I felt really positive right then - I felt I would get a fortune, it seemed like my destiny. So I dropped it three times. To her shock, it landed the right way each time. The odds are 1-27, but the odds of this happening on your first time ever doing it, in a remote temple in central Taiwan right before you're about to embark on a great, uncertain journey? Even greater, probably outside the realm of mathematics, just as I like it.
At the end of my time in Taiwan, I thought of a remarkable fact. Besides my fellow groomsmen, I didn't talk with a single Westerner the entire time I was here. It was a truly local experience, and perhaps that was why I felt so comfortable.

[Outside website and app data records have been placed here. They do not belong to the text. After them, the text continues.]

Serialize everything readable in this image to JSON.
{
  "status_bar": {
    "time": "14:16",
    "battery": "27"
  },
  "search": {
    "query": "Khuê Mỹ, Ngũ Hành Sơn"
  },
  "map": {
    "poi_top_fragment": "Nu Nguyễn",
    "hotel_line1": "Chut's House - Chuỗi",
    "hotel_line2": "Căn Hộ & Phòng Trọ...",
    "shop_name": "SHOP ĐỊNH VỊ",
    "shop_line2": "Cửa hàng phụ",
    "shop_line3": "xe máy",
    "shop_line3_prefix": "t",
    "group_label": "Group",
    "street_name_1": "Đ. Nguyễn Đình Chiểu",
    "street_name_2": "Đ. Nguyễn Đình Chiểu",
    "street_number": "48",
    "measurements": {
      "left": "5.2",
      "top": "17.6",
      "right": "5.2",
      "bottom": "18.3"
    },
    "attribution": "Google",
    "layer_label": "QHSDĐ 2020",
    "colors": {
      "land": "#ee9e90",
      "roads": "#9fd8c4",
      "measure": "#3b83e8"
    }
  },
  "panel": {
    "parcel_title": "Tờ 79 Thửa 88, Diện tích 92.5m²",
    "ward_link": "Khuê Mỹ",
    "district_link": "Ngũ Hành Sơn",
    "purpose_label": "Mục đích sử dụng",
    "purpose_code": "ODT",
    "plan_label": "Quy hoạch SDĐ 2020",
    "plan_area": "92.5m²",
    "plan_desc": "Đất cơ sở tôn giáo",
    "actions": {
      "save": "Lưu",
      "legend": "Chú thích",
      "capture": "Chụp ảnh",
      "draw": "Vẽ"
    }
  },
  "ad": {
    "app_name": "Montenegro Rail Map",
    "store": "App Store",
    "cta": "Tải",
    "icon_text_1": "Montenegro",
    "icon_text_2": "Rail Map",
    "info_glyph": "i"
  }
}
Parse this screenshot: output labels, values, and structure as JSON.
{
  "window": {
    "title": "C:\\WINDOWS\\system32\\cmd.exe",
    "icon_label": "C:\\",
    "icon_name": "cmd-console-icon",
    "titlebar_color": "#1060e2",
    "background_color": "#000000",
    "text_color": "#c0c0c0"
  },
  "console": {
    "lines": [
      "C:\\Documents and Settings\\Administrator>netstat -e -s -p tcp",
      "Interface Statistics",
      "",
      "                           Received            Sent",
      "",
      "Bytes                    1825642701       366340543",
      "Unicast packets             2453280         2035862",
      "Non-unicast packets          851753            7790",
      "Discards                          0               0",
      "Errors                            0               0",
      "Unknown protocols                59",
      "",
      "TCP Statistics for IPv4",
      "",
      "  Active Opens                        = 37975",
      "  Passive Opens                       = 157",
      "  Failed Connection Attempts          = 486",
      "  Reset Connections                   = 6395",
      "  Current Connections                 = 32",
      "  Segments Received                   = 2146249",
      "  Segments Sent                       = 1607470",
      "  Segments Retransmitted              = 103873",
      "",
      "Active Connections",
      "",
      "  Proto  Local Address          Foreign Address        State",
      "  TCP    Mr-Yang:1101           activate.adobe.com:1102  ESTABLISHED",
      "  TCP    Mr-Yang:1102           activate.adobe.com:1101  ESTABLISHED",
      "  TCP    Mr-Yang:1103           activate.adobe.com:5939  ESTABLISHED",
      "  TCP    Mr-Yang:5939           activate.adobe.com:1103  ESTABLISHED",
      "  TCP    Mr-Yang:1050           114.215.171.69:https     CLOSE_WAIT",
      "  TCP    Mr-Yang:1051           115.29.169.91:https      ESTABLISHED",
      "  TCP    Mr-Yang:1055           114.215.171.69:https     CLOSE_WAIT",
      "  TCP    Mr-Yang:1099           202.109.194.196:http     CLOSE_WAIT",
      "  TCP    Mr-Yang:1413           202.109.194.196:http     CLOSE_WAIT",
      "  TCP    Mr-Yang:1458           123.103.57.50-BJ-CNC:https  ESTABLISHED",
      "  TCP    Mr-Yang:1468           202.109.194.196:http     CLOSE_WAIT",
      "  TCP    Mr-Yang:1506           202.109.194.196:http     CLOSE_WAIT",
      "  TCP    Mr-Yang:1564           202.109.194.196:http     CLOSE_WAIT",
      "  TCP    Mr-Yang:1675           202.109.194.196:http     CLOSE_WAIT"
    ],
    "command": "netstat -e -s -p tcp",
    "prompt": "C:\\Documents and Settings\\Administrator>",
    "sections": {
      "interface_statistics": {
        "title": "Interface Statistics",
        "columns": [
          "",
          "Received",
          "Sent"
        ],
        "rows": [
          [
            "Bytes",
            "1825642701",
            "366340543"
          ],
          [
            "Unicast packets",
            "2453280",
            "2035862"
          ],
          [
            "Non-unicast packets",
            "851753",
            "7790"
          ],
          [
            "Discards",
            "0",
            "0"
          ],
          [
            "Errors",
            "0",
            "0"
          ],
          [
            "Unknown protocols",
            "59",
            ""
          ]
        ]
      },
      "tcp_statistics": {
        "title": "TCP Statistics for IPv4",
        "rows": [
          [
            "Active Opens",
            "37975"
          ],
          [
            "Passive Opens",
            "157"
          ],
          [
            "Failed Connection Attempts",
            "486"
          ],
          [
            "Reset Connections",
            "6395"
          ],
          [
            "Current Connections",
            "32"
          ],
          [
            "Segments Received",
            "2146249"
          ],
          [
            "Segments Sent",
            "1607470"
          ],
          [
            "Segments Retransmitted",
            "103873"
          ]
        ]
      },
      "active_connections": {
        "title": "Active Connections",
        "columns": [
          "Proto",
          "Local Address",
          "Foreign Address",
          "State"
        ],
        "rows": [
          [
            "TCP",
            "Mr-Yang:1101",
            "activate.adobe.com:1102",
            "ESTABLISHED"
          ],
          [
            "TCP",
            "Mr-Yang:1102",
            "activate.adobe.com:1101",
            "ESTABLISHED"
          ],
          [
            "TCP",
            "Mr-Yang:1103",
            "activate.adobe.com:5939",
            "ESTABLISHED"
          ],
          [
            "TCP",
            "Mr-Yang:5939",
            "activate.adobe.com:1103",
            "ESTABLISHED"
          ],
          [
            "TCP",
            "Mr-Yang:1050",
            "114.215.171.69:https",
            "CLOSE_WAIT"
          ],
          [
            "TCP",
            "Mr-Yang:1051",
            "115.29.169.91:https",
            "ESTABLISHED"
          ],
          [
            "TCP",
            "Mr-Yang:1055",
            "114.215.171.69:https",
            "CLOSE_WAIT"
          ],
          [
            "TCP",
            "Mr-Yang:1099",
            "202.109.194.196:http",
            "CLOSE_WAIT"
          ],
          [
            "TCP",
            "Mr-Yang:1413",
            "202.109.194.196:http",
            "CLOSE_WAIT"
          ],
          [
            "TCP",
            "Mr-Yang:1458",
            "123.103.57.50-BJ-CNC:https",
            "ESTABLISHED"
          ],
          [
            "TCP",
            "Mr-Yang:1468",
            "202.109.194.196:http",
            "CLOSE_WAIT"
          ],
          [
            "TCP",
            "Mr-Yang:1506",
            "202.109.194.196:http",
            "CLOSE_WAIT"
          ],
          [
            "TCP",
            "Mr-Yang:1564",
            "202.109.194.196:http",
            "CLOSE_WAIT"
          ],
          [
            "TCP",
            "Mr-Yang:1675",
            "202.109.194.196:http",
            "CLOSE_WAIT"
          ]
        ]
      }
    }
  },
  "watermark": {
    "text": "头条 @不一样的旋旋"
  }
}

As I head to Singapore, I feel sad to leave Taiwan. I learned a lot about life, friendship, and what it means to be open-hearted while here. Now its time to take my lessons, and grow into a better person. One day at a time.